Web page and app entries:
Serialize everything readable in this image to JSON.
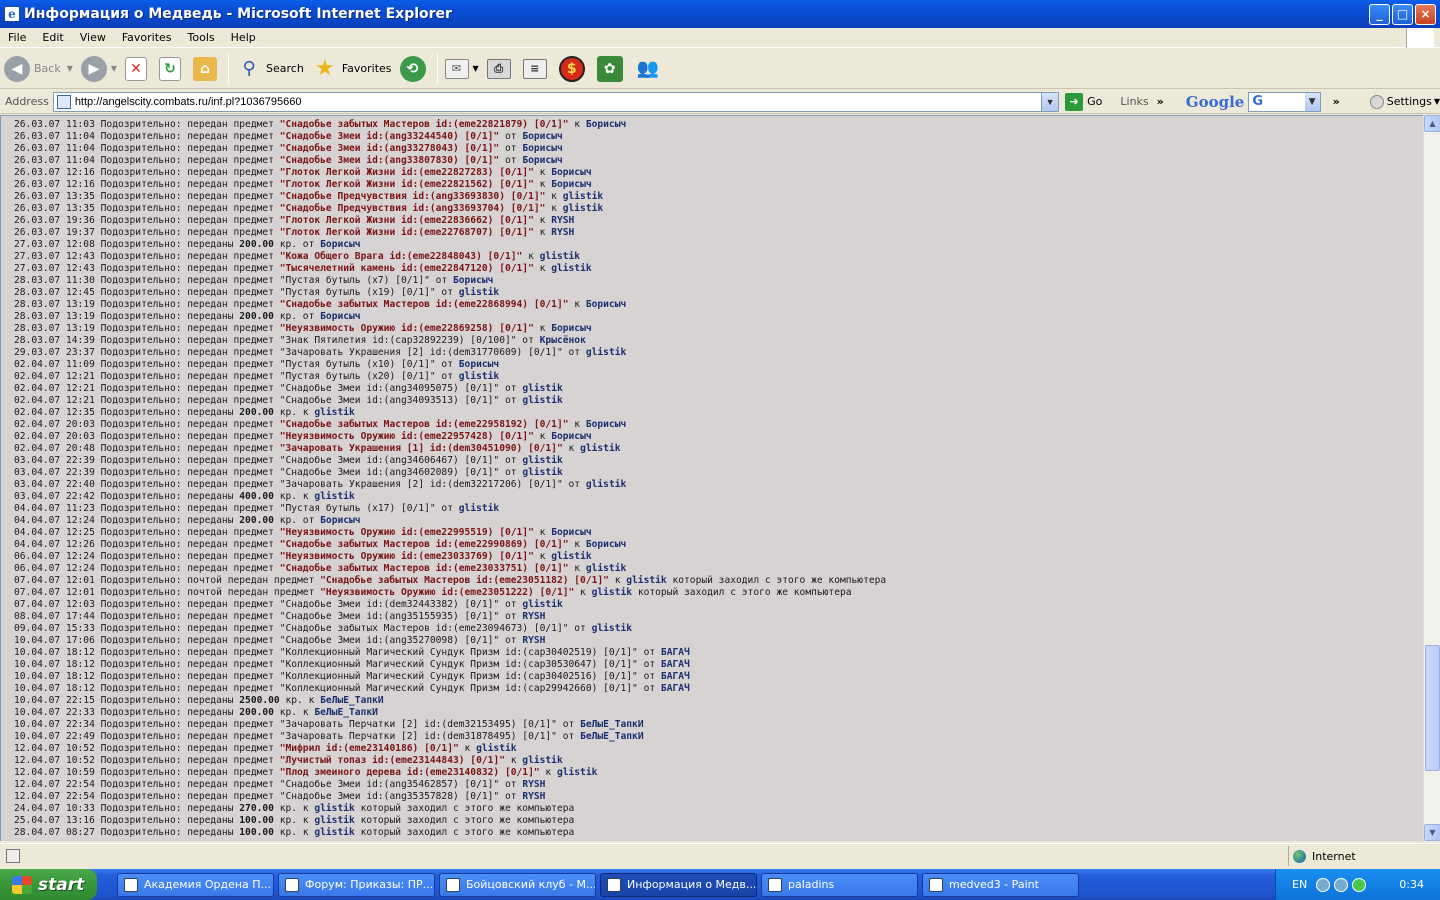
{
  "window": {
    "title": "Информация о Медведь - Microsoft Internet Explorer",
    "controls": [
      "_",
      "□",
      "×"
    ]
  },
  "menu": [
    "File",
    "Edit",
    "View",
    "Favorites",
    "Tools",
    "Help"
  ],
  "toolbar": {
    "back": "Back",
    "search": "Search",
    "favorites": "Favorites"
  },
  "address": {
    "label": "Address",
    "url": "http://angelscity.combats.ru/inf.pl?1036795660",
    "go": "Go",
    "links": "Links",
    "google": "Google",
    "google_select": "G",
    "settings": "Settings"
  },
  "log": [
    [
      [
        "26.03.07 11:03 Подозрительно: передан предмет ",
        "t"
      ],
      [
        "\"Снадобье забытых Мастеров id:(eme22821879) [0/1]\"",
        "i"
      ],
      [
        " к ",
        "t"
      ],
      [
        "Борисыч",
        "u"
      ]
    ],
    [
      [
        "26.03.07 11:04 Подозрительно: передан предмет ",
        "t"
      ],
      [
        "\"Снадобье Змеи id:(ang33244540) [0/1]\"",
        "i"
      ],
      [
        " от ",
        "t"
      ],
      [
        "Борисыч",
        "u"
      ]
    ],
    [
      [
        "26.03.07 11:04 Подозрительно: передан предмет ",
        "t"
      ],
      [
        "\"Снадобье Змеи id:(ang33278043) [0/1]\"",
        "i"
      ],
      [
        " от ",
        "t"
      ],
      [
        "Борисыч",
        "u"
      ]
    ],
    [
      [
        "26.03.07 11:04 Подозрительно: передан предмет ",
        "t"
      ],
      [
        "\"Снадобье Змеи id:(ang33807830) [0/1]\"",
        "i"
      ],
      [
        " от ",
        "t"
      ],
      [
        "Борисыч",
        "u"
      ]
    ],
    [
      [
        "26.03.07 12:16 Подозрительно: передан предмет ",
        "t"
      ],
      [
        "\"Глоток Легкой Жизни id:(eme22827283) [0/1]\"",
        "i"
      ],
      [
        " к ",
        "t"
      ],
      [
        "Борисыч",
        "u"
      ]
    ],
    [
      [
        "26.03.07 12:16 Подозрительно: передан предмет ",
        "t"
      ],
      [
        "\"Глоток Легкой Жизни id:(eme22821562) [0/1]\"",
        "i"
      ],
      [
        " к ",
        "t"
      ],
      [
        "Борисыч",
        "u"
      ]
    ],
    [
      [
        "26.03.07 13:35 Подозрительно: передан предмет ",
        "t"
      ],
      [
        "\"Снадобье Предчувствия id:(ang33693830) [0/1]\"",
        "i"
      ],
      [
        " к ",
        "t"
      ],
      [
        "glistik",
        "u"
      ]
    ],
    [
      [
        "26.03.07 13:35 Подозрительно: передан предмет ",
        "t"
      ],
      [
        "\"Снадобье Предчувствия id:(ang33693704) [0/1]\"",
        "i"
      ],
      [
        " к ",
        "t"
      ],
      [
        "glistik",
        "u"
      ]
    ],
    [
      [
        "26.03.07 19:36 Подозрительно: передан предмет ",
        "t"
      ],
      [
        "\"Глоток Легкой Жизни id:(eme22836662) [0/1]\"",
        "i"
      ],
      [
        " к ",
        "t"
      ],
      [
        "RYSH",
        "u"
      ]
    ],
    [
      [
        "26.03.07 19:37 Подозрительно: передан предмет ",
        "t"
      ],
      [
        "\"Глоток Легкой Жизни id:(eme22768707) [0/1]\"",
        "i"
      ],
      [
        " к ",
        "t"
      ],
      [
        "RYSH",
        "u"
      ]
    ],
    [
      [
        "27.03.07 12:08 Подозрительно: переданы ",
        "t"
      ],
      [
        "200.00",
        "n"
      ],
      [
        " кр. от ",
        "t"
      ],
      [
        "Борисыч",
        "u"
      ]
    ],
    [
      [
        "27.03.07 12:43 Подозрительно: передан предмет ",
        "t"
      ],
      [
        "\"Кожа Общего Врага id:(eme22848043) [0/1]\"",
        "i"
      ],
      [
        " к ",
        "t"
      ],
      [
        "glistik",
        "u"
      ]
    ],
    [
      [
        "27.03.07 12:43 Подозрительно: передан предмет ",
        "t"
      ],
      [
        "\"Тысячелетний камень id:(eme22847120) [0/1]\"",
        "i"
      ],
      [
        " к ",
        "t"
      ],
      [
        "glistik",
        "u"
      ]
    ],
    [
      [
        "28.03.07 11:30 Подозрительно: передан предмет ",
        "t"
      ],
      [
        "\"Пустая бутыль (x7) [0/1]\"",
        "t"
      ],
      [
        " от ",
        "t"
      ],
      [
        "Борисыч",
        "u"
      ]
    ],
    [
      [
        "28.03.07 12:45 Подозрительно: передан предмет ",
        "t"
      ],
      [
        "\"Пустая бутыль (x19) [0/1]\"",
        "t"
      ],
      [
        " от ",
        "t"
      ],
      [
        "glistik",
        "u"
      ]
    ],
    [
      [
        "28.03.07 13:19 Подозрительно: передан предмет ",
        "t"
      ],
      [
        "\"Снадобье забытых Мастеров id:(eme22868994) [0/1]\"",
        "i"
      ],
      [
        " к ",
        "t"
      ],
      [
        "Борисыч",
        "u"
      ]
    ],
    [
      [
        "28.03.07 13:19 Подозрительно: переданы ",
        "t"
      ],
      [
        "200.00",
        "n"
      ],
      [
        " кр. от ",
        "t"
      ],
      [
        "Борисыч",
        "u"
      ]
    ],
    [
      [
        "28.03.07 13:19 Подозрительно: передан предмет ",
        "t"
      ],
      [
        "\"Неуязвимость Оружию id:(eme22869258) [0/1]\"",
        "i"
      ],
      [
        " к ",
        "t"
      ],
      [
        "Борисыч",
        "u"
      ]
    ],
    [
      [
        "28.03.07 14:39 Подозрительно: передан предмет ",
        "t"
      ],
      [
        "\"Знак Пятилетия id:(cap32892239) [0/100]\"",
        "t"
      ],
      [
        " от ",
        "t"
      ],
      [
        "Крысёнок",
        "u"
      ]
    ],
    [
      [
        "29.03.07 23:37 Подозрительно: передан предмет ",
        "t"
      ],
      [
        "\"Зачаровать Украшения [2] id:(dem31770609) [0/1]\"",
        "t"
      ],
      [
        " от ",
        "t"
      ],
      [
        "glistik",
        "u"
      ]
    ],
    [
      [
        "02.04.07 11:09 Подозрительно: передан предмет ",
        "t"
      ],
      [
        "\"Пустая бутыль (x10) [0/1]\"",
        "t"
      ],
      [
        " от ",
        "t"
      ],
      [
        "Борисыч",
        "u"
      ]
    ],
    [
      [
        "02.04.07 12:21 Подозрительно: передан предмет ",
        "t"
      ],
      [
        "\"Пустая бутыль (x20) [0/1]\"",
        "t"
      ],
      [
        " от ",
        "t"
      ],
      [
        "glistik",
        "u"
      ]
    ],
    [
      [
        "02.04.07 12:21 Подозрительно: передан предмет ",
        "t"
      ],
      [
        "\"Снадобье Змеи id:(ang34095075) [0/1]\"",
        "t"
      ],
      [
        " от ",
        "t"
      ],
      [
        "glistik",
        "u"
      ]
    ],
    [
      [
        "02.04.07 12:21 Подозрительно: передан предмет ",
        "t"
      ],
      [
        "\"Снадобье Змеи id:(ang34093513) [0/1]\"",
        "t"
      ],
      [
        " от ",
        "t"
      ],
      [
        "glistik",
        "u"
      ]
    ],
    [
      [
        "02.04.07 12:35 Подозрительно: переданы ",
        "t"
      ],
      [
        "200.00",
        "n"
      ],
      [
        " кр. к ",
        "t"
      ],
      [
        "glistik",
        "u"
      ]
    ],
    [
      [
        "02.04.07 20:03 Подозрительно: передан предмет ",
        "t"
      ],
      [
        "\"Снадобье забытых Мастеров id:(eme22958192) [0/1]\"",
        "i"
      ],
      [
        " к ",
        "t"
      ],
      [
        "Борисыч",
        "u"
      ]
    ],
    [
      [
        "02.04.07 20:03 Подозрительно: передан предмет ",
        "t"
      ],
      [
        "\"Неуязвимость Оружию id:(eme22957428) [0/1]\"",
        "i"
      ],
      [
        " к ",
        "t"
      ],
      [
        "Борисыч",
        "u"
      ]
    ],
    [
      [
        "02.04.07 20:48 Подозрительно: передан предмет ",
        "t"
      ],
      [
        "\"Зачаровать Украшения [1] id:(dem30451090) [0/1]\"",
        "i"
      ],
      [
        " к ",
        "t"
      ],
      [
        "glistik",
        "u"
      ]
    ],
    [
      [
        "03.04.07 22:39 Подозрительно: передан предмет ",
        "t"
      ],
      [
        "\"Снадобье Змеи id:(ang34606467) [0/1]\"",
        "t"
      ],
      [
        " от ",
        "t"
      ],
      [
        "glistik",
        "u"
      ]
    ],
    [
      [
        "03.04.07 22:39 Подозрительно: передан предмет ",
        "t"
      ],
      [
        "\"Снадобье Змеи id:(ang34602089) [0/1]\"",
        "t"
      ],
      [
        " от ",
        "t"
      ],
      [
        "glistik",
        "u"
      ]
    ],
    [
      [
        "03.04.07 22:40 Подозрительно: передан предмет ",
        "t"
      ],
      [
        "\"Зачаровать Украшения [2] id:(dem32217206) [0/1]\"",
        "t"
      ],
      [
        " от ",
        "t"
      ],
      [
        "glistik",
        "u"
      ]
    ],
    [
      [
        "03.04.07 22:42 Подозрительно: переданы ",
        "t"
      ],
      [
        "400.00",
        "n"
      ],
      [
        " кр. к ",
        "t"
      ],
      [
        "glistik",
        "u"
      ]
    ],
    [
      [
        "04.04.07 11:23 Подозрительно: передан предмет ",
        "t"
      ],
      [
        "\"Пустая бутыль (x17) [0/1]\"",
        "t"
      ],
      [
        " от ",
        "t"
      ],
      [
        "glistik",
        "u"
      ]
    ],
    [
      [
        "04.04.07 12:24 Подозрительно: переданы ",
        "t"
      ],
      [
        "200.00",
        "n"
      ],
      [
        " кр. от ",
        "t"
      ],
      [
        "Борисыч",
        "u"
      ]
    ],
    [
      [
        "04.04.07 12:25 Подозрительно: передан предмет ",
        "t"
      ],
      [
        "\"Неуязвимость Оружию id:(eme22995519) [0/1]\"",
        "i"
      ],
      [
        " к ",
        "t"
      ],
      [
        "Борисыч",
        "u"
      ]
    ],
    [
      [
        "04.04.07 12:26 Подозрительно: передан предмет ",
        "t"
      ],
      [
        "\"Снадобье забытых Мастеров id:(eme22990869) [0/1]\"",
        "i"
      ],
      [
        " к ",
        "t"
      ],
      [
        "Борисыч",
        "u"
      ]
    ],
    [
      [
        "06.04.07 12:24 Подозрительно: передан предмет ",
        "t"
      ],
      [
        "\"Неуязвимость Оружию id:(eme23033769) [0/1]\"",
        "i"
      ],
      [
        " к ",
        "t"
      ],
      [
        "glistik",
        "u"
      ]
    ],
    [
      [
        "06.04.07 12:24 Подозрительно: передан предмет ",
        "t"
      ],
      [
        "\"Снадобье забытых Мастеров id:(eme23033751) [0/1]\"",
        "i"
      ],
      [
        " к ",
        "t"
      ],
      [
        "glistik",
        "u"
      ]
    ],
    [
      [
        "07.04.07 12:01 Подозрительно: почтой передан предмет ",
        "t"
      ],
      [
        "\"Снадобье забытых Мастеров id:(eme23051182) [0/1]\"",
        "i"
      ],
      [
        " к ",
        "t"
      ],
      [
        "glistik",
        "u"
      ],
      [
        " который заходил с этого же компьютера",
        "t"
      ]
    ],
    [
      [
        "07.04.07 12:01 Подозрительно: почтой передан предмет ",
        "t"
      ],
      [
        "\"Неуязвимость Оружию id:(eme23051222) [0/1]\"",
        "i"
      ],
      [
        " к ",
        "t"
      ],
      [
        "glistik",
        "u"
      ],
      [
        " который заходил с этого же компьютера",
        "t"
      ]
    ],
    [
      [
        "07.04.07 12:03 Подозрительно: передан предмет ",
        "t"
      ],
      [
        "\"Снадобье Змеи id:(dem32443382) [0/1]\"",
        "t"
      ],
      [
        " от ",
        "t"
      ],
      [
        "glistik",
        "u"
      ]
    ],
    [
      [
        "08.04.07 17:44 Подозрительно: передан предмет ",
        "t"
      ],
      [
        "\"Снадобье Змеи id:(ang35155935) [0/1]\"",
        "t"
      ],
      [
        " от ",
        "t"
      ],
      [
        "RYSH",
        "u"
      ]
    ],
    [
      [
        "09.04.07 15:33 Подозрительно: передан предмет ",
        "t"
      ],
      [
        "\"Снадобье забытых Мастеров id:(eme23094673) [0/1]\"",
        "t"
      ],
      [
        " от ",
        "t"
      ],
      [
        "glistik",
        "u"
      ]
    ],
    [
      [
        "10.04.07 17:06 Подозрительно: передан предмет ",
        "t"
      ],
      [
        "\"Снадобье Змеи id:(ang35270098) [0/1]\"",
        "t"
      ],
      [
        " от ",
        "t"
      ],
      [
        "RYSH",
        "u"
      ]
    ],
    [
      [
        "10.04.07 18:12 Подозрительно: передан предмет ",
        "t"
      ],
      [
        "\"Коллекционный Магический Сундук Призм id:(cap30402519) [0/1]\"",
        "t"
      ],
      [
        " от ",
        "t"
      ],
      [
        "БАГАЧ",
        "u"
      ]
    ],
    [
      [
        "10.04.07 18:12 Подозрительно: передан предмет ",
        "t"
      ],
      [
        "\"Коллекционный Магический Сундук Призм id:(cap30530647) [0/1]\"",
        "t"
      ],
      [
        " от ",
        "t"
      ],
      [
        "БАГАЧ",
        "u"
      ]
    ],
    [
      [
        "10.04.07 18:12 Подозрительно: передан предмет ",
        "t"
      ],
      [
        "\"Коллекционный Магический Сундук Призм id:(cap30402516) [0/1]\"",
        "t"
      ],
      [
        " от ",
        "t"
      ],
      [
        "БАГАЧ",
        "u"
      ]
    ],
    [
      [
        "10.04.07 18:12 Подозрительно: передан предмет ",
        "t"
      ],
      [
        "\"Коллекционный Магический Сундук Призм id:(cap29942660) [0/1]\"",
        "t"
      ],
      [
        " от ",
        "t"
      ],
      [
        "БАГАЧ",
        "u"
      ]
    ],
    [
      [
        "10.04.07 22:15 Подозрительно: переданы ",
        "t"
      ],
      [
        "2500.00",
        "n"
      ],
      [
        " кр. к ",
        "t"
      ],
      [
        "БеЛыЕ_ТапкИ",
        "u"
      ]
    ],
    [
      [
        "10.04.07 22:33 Подозрительно: переданы ",
        "t"
      ],
      [
        "200.00",
        "n"
      ],
      [
        " кр. к ",
        "t"
      ],
      [
        "БеЛыЕ_ТапкИ",
        "u"
      ]
    ],
    [
      [
        "10.04.07 22:34 Подозрительно: передан предмет ",
        "t"
      ],
      [
        "\"Зачаровать Перчатки [2] id:(dem32153495) [0/1]\"",
        "t"
      ],
      [
        " от ",
        "t"
      ],
      [
        "БеЛыЕ_ТапкИ",
        "u"
      ]
    ],
    [
      [
        "10.04.07 22:49 Подозрительно: передан предмет ",
        "t"
      ],
      [
        "\"Зачаровать Перчатки [2] id:(dem31878495) [0/1]\"",
        "t"
      ],
      [
        " от ",
        "t"
      ],
      [
        "БеЛыЕ_ТапкИ",
        "u"
      ]
    ],
    [
      [
        "12.04.07 10:52 Подозрительно: передан предмет ",
        "t"
      ],
      [
        "\"Мифрил id:(eme23140186) [0/1]\"",
        "i"
      ],
      [
        " к ",
        "t"
      ],
      [
        "glistik",
        "u"
      ]
    ],
    [
      [
        "12.04.07 10:52 Подозрительно: передан предмет ",
        "t"
      ],
      [
        "\"Лучистый топаз id:(eme23144843) [0/1]\"",
        "i"
      ],
      [
        " к ",
        "t"
      ],
      [
        "glistik",
        "u"
      ]
    ],
    [
      [
        "12.04.07 10:59 Подозрительно: передан предмет ",
        "t"
      ],
      [
        "\"Плод змеиного дерева id:(eme23140832) [0/1]\"",
        "i"
      ],
      [
        " к ",
        "t"
      ],
      [
        "glistik",
        "u"
      ]
    ],
    [
      [
        "12.04.07 22:54 Подозрительно: передан предмет ",
        "t"
      ],
      [
        "\"Снадобье Змеи id:(ang35462857) [0/1]\"",
        "t"
      ],
      [
        " от ",
        "t"
      ],
      [
        "RYSH",
        "u"
      ]
    ],
    [
      [
        "12.04.07 22:54 Подозрительно: передан предмет ",
        "t"
      ],
      [
        "\"Снадобье Змеи id:(ang35357828) [0/1]\"",
        "t"
      ],
      [
        " от ",
        "t"
      ],
      [
        "RYSH",
        "u"
      ]
    ],
    [
      [
        "24.04.07 10:33 Подозрительно: переданы ",
        "t"
      ],
      [
        "270.00",
        "n"
      ],
      [
        " кр. к ",
        "t"
      ],
      [
        "glistik",
        "u"
      ],
      [
        " который заходил с этого же компьютера",
        "t"
      ]
    ],
    [
      [
        "25.04.07 13:16 Подозрительно: переданы ",
        "t"
      ],
      [
        "100.00",
        "n"
      ],
      [
        " кр. к ",
        "t"
      ],
      [
        "glistik",
        "u"
      ],
      [
        " который заходил с этого же компьютера",
        "t"
      ]
    ],
    [
      [
        "28.04.07 08:27 Подозрительно: переданы ",
        "t"
      ],
      [
        "100.00",
        "n"
      ],
      [
        " кр. к ",
        "t"
      ],
      [
        "glistik",
        "u"
      ],
      [
        " который заходил с этого же компьютера",
        "t"
      ]
    ]
  ],
  "status": {
    "zone": "Internet"
  },
  "taskbar": {
    "start": "start",
    "tasks": [
      {
        "label": "Академия Ордена П...",
        "active": false
      },
      {
        "label": "Форум: Приказы: ПР...",
        "active": false
      },
      {
        "label": "Бойцовский клуб - М...",
        "active": false
      },
      {
        "label": "Информация о Медв...",
        "active": true
      },
      {
        "label": "paladins",
        "active": false
      },
      {
        "label": "medved3 - Paint",
        "active": false
      }
    ],
    "lang": "EN",
    "clock": "0:34"
  },
  "colors": {
    "item": "#7a1414",
    "user": "#1a2f6e",
    "page_bg": "#d7d3d3"
  }
}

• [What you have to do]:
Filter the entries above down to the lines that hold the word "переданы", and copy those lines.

• [Completed task]:
        "27.03.07 12:08 Подозрительно: переданы ",
        "28.03.07 13:19 Подозрительно: переданы ",
        "02.04.07 12:35 Подозрительно: переданы ",
        "03.04.07 22:42 Подозрительно: переданы ",
        "04.04.07 12:24 Подозрительно: переданы ",
        "10.04.07 22:15 Подозрительно: переданы ",
        "10.04.07 22:33 Подозрительно: переданы ",
        "24.04.07 10:33 Подозрительно: переданы ",
        "25.04.07 13:16 Подозрительно: переданы ",
        "28.04.07 08:27 Подозрительно: переданы ",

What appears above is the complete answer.